▶ _What you will do_:
With nothing added and nothing dropped, copy the entire listing.

Start of Provided records

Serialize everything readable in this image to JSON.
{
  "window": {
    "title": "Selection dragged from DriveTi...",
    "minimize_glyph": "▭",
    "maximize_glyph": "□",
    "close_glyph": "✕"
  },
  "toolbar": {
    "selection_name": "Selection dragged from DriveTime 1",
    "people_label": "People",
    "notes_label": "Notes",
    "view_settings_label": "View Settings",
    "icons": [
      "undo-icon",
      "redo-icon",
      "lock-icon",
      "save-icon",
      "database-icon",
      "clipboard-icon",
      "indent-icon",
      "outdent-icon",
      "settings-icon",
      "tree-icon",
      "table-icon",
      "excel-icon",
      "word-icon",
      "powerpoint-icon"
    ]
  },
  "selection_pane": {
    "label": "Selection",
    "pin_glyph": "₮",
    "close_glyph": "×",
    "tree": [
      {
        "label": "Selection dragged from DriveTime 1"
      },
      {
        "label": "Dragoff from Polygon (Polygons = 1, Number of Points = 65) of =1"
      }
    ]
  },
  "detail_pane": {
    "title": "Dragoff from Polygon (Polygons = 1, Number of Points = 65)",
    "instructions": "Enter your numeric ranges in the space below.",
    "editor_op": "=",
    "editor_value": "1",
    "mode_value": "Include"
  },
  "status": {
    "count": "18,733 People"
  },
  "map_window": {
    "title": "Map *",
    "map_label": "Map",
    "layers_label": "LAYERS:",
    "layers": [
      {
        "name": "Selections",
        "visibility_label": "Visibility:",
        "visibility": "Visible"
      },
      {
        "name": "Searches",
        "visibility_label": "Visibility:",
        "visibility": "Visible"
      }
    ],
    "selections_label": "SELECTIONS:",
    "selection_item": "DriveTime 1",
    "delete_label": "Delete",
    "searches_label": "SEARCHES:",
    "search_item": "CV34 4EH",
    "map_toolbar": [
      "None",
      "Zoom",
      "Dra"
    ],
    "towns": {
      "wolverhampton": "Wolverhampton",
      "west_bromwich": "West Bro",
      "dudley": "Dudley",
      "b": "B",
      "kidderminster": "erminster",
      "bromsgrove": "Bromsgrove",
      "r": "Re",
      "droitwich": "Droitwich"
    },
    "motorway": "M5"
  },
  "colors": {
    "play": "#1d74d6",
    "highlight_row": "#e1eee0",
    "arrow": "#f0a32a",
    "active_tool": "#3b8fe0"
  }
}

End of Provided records

▶ _Result for this task_:
Serialize everything readable in this image to JSON.
{
  "window": {
    "title": "Selection dragged from DriveTi...",
    "minimize_glyph": "▭",
    "maximize_glyph": "□",
    "close_glyph": "✕"
  },
  "toolbar": {
    "selection_name": "Selection dragged from DriveTime 1",
    "people_label": "People",
    "notes_label": "Notes",
    "view_settings_label": "View Settings",
    "icons": [
      "undo-icon",
      "redo-icon",
      "lock-icon",
      "save-icon",
      "database-icon",
      "clipboard-icon",
      "indent-icon",
      "outdent-icon",
      "settings-icon",
      "tree-icon",
      "table-icon",
      "excel-icon",
      "word-icon",
      "powerpoint-icon"
    ]
  },
  "selection_pane": {
    "label": "Selection",
    "pin_glyph": "₮",
    "close_glyph": "×",
    "tree": [
      {
        "label": "Selection dragged from DriveTime 1"
      },
      {
        "label": "Dragoff from Polygon (Polygons = 1, Number of Points = 65) of =1"
      }
    ]
  },
  "detail_pane": {
    "title": "Dragoff from Polygon (Polygons = 1, Number of Points = 65)",
    "instructions": "Enter your numeric ranges in the space below.",
    "editor_op": "=",
    "editor_value": "1",
    "mode_value": "Include"
  },
  "status": {
    "count": "18,733 People"
  },
  "map_window": {
    "title": "Map *",
    "map_label": "Map",
    "layers_label": "LAYERS:",
    "layers": [
      {
        "name": "Selections",
        "visibility_label": "Visibility:",
        "visibility": "Visible"
      },
      {
        "name": "Searches",
        "visibility_label": "Visibility:",
        "visibility": "Visible"
      }
    ],
    "selections_label": "SELECTIONS:",
    "selection_item": "DriveTime 1",
    "delete_label": "Delete",
    "searches_label": "SEARCHES:",
    "search_item": "CV34 4EH",
    "map_toolbar": [
      "None",
      "Zoom",
      "Dra"
    ],
    "towns": {
      "wolverhampton": "Wolverhampton",
      "west_bromwich": "West Bro",
      "dudley": "Dudley",
      "b": "B",
      "kidderminster": "erminster",
      "bromsgrove": "Bromsgrove",
      "r": "Re",
      "droitwich": "Droitwich"
    },
    "motorway": "M5"
  },
  "colors": {
    "play": "#1d74d6",
    "highlight_row": "#e1eee0",
    "arrow": "#f0a32a",
    "active_tool": "#3b8fe0"
  }
}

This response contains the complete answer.